- New or improved treatments such as drugs or drug combinations, medical procedures or devices.
- Lifestyle or behavioral changes that may improve health and/or quality of life.
Patient Safety During Trials
Clinical trials rely on volunteers, and protecting their rights, safety and well-being is the top priority for clinical researchers. Safety guidelines have been established to ensure every patient who joins a clinical trial is protected.
Several levels of safeguards and a set of rules called a protocol must be followed for every clinical trial. A protocol defines a clinical trial’s eligibility criteria, specifies the tests and procedures, describes the medications and dosages, and establishes the duration of the study.
Before the study begins, a scientific review panel evaluates the protocol carefully to make sure the trial is based on sound science. Regardless of their size or location, all clinics, hospitals, universities, cancer centers and medical offices that conduct clinical trials must follow the same protocol.
Another safeguard is the Informed Consent process. The Informed Consent form contains all the details about the trial. You will be given that form when you are considering a specific trial so you can make an informed decision about volunteering.
Is a Clinical Trial for You?
Before making decisions, it is important to understand clinical trials and how they may contribute to your overall treatment plan. A clinical trial may offer one or more of the following benefits:
- Access to state-of-the-art cancer treatments that are not yet otherwise available.
- Your best option if you have a type of cancer that has few, if any, approved treatments, or if your cancer has become resistant to your current approved treatment.
- A higher level of care because you will be monitored by the medical team managing your trial as well as by your regular oncologist. Extra medical attention may help identify and address side effects or other problems earlier.
- You will become a partner in cancer research, helping improve treatments for other patients and shaping the future of cancer care. The need is great for more clinical trial participants; minority patients are particularly needed.
As with any cancer treatment, those studied in clinical trials present potential risks along with benefits. Participating in a clinical trial is a decision only you can make, but you can research your options using trusted resources and get valuable input from your health care team and loved ones.
How to Find a Clinical Trial
Have your exact diagnosis, pathology report and details of previous treatments available. That will help you narrow the list of clinical trials to those that may be a good fit for you. Then, search online. Once you find one or more clinical trials you are interested in, talk with your doctor.
Generally, clinical trial search sites are hosted by the government, the National Cancer Institute, cancer advocacy groups, pharmaceutical companies, academic medical centers and major hospitals. No single list contains every clinical trial, and new trials are continually being added, so check back often.
Some organizations offer clinical trial information by phone.
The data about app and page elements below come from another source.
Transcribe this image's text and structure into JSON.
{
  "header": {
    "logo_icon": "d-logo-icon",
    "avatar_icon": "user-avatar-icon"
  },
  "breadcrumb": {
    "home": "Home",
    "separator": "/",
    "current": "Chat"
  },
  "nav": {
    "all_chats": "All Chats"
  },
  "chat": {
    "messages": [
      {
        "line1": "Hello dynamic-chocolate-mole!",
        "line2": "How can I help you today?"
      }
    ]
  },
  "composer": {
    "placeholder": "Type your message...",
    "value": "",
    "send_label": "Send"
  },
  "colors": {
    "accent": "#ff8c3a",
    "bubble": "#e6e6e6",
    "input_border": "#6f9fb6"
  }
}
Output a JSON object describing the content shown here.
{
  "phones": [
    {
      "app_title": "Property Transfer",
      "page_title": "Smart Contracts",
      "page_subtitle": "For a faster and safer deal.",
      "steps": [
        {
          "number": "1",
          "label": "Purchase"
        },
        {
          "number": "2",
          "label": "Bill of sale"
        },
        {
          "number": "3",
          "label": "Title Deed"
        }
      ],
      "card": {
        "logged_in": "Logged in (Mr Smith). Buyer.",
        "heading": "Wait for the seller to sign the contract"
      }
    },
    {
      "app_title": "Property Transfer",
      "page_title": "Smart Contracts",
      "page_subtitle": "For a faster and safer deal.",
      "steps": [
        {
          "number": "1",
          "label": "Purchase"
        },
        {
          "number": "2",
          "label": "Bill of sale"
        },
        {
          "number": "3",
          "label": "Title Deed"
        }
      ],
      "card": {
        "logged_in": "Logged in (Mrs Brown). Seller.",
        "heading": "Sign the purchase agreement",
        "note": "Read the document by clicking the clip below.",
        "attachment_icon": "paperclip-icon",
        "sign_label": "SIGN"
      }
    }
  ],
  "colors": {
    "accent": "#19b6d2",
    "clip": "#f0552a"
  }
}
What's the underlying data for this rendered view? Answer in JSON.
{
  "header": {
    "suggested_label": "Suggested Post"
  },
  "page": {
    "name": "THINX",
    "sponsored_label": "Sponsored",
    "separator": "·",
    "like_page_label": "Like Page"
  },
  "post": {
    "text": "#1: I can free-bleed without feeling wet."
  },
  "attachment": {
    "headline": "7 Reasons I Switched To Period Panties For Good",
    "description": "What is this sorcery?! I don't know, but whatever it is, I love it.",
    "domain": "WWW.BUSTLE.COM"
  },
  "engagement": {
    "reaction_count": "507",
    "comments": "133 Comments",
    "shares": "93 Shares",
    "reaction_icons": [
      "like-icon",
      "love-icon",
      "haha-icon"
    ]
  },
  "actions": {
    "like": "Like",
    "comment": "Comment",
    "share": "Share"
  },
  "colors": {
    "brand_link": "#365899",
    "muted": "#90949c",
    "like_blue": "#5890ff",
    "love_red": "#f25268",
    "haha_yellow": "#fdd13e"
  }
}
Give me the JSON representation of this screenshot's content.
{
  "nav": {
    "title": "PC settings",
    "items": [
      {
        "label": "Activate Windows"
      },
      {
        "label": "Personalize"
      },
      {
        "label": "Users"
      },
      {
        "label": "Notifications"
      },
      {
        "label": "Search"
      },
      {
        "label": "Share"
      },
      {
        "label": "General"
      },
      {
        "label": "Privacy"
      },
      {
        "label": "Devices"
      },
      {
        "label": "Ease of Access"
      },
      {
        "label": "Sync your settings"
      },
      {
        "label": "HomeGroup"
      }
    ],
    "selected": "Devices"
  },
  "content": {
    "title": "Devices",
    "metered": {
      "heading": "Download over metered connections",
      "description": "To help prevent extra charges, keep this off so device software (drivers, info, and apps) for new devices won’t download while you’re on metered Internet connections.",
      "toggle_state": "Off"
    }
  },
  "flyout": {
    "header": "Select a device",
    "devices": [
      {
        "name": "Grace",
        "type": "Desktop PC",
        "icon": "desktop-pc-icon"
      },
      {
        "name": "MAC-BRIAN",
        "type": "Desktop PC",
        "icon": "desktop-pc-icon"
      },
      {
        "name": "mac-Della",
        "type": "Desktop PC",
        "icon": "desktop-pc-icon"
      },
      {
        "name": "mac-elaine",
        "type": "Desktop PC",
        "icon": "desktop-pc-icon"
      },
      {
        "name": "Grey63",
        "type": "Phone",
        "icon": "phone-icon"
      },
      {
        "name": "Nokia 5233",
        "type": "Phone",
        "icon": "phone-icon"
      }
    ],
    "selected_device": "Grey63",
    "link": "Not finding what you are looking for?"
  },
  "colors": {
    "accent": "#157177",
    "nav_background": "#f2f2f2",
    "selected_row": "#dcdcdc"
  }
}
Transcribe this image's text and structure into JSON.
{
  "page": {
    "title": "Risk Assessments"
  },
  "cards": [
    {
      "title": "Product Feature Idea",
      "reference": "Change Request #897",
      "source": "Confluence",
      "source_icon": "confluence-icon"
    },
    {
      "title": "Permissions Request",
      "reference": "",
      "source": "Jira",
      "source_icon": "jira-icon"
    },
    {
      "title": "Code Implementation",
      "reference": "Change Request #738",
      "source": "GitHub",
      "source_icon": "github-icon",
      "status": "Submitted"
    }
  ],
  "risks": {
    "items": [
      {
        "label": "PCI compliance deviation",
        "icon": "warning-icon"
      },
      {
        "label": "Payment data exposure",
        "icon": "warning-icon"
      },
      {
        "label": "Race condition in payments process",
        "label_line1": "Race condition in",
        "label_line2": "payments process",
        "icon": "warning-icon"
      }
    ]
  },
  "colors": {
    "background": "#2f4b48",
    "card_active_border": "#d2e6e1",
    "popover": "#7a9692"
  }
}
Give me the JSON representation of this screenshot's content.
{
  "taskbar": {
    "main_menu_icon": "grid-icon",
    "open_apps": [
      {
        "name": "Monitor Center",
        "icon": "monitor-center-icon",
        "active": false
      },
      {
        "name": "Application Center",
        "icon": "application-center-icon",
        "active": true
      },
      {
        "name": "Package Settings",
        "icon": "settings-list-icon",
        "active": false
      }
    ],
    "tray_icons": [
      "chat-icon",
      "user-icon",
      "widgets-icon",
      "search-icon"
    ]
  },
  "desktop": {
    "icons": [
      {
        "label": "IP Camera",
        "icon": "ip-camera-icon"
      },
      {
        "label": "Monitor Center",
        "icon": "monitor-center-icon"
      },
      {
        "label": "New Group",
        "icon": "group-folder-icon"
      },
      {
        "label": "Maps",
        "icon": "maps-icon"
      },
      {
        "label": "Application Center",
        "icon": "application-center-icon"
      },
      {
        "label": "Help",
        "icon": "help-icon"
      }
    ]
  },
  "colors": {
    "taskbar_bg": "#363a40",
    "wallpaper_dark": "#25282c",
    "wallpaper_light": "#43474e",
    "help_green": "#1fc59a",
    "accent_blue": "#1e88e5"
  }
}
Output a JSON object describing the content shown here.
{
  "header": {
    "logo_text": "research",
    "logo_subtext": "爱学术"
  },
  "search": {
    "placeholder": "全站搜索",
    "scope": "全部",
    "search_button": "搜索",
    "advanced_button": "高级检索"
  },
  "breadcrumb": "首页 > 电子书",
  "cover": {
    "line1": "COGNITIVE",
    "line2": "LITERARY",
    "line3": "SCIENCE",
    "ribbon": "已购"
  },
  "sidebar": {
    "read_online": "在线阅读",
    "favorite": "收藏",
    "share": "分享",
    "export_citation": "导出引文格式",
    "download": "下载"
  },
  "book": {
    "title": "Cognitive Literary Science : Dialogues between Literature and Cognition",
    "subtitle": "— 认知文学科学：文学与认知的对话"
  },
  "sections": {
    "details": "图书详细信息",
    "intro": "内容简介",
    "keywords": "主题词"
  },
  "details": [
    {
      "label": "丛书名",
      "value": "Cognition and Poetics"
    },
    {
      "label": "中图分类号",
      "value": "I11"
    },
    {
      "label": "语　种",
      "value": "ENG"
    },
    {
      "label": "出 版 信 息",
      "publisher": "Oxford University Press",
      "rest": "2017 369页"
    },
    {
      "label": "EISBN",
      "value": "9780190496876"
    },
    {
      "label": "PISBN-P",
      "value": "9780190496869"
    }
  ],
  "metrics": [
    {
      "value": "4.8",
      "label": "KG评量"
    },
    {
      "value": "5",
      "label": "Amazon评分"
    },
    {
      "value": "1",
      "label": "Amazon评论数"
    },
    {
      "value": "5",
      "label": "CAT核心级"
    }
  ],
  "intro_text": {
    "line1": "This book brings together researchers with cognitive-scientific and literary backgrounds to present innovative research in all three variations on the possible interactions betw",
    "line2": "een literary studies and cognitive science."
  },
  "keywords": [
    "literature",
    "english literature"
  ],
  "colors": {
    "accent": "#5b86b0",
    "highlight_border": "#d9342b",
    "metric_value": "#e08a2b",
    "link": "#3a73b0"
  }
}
This is a convenient option for people who are not tech-savvy, do not have access to the tools necessary to search online or simply prefer to talk to a person.
To get started, go to Clinical Trials Resources, page 10, for some search sites and begin by putting in this basic information:
- Your diagnosis. Acute myeloid leukemia. If you have a genetic mutation that was identified, include it to further define the search.
- Your location. Trials being held closest to your location are typically listed first. If you are willing and able to travel, you may have the opportunity to expand the geographical area of the search.
Select trials that are recruiting or not yet recruiting. Because every trial has its own criteria that a participant must meet, you may decide to select “recruiting” and “not yet recruiting.”
Review the trials. You will see a list of trials that match your input, including details such as the purpose of the trial, the therapy being tested and location. Once you find one or more trials you are interested in, talk with your doctor.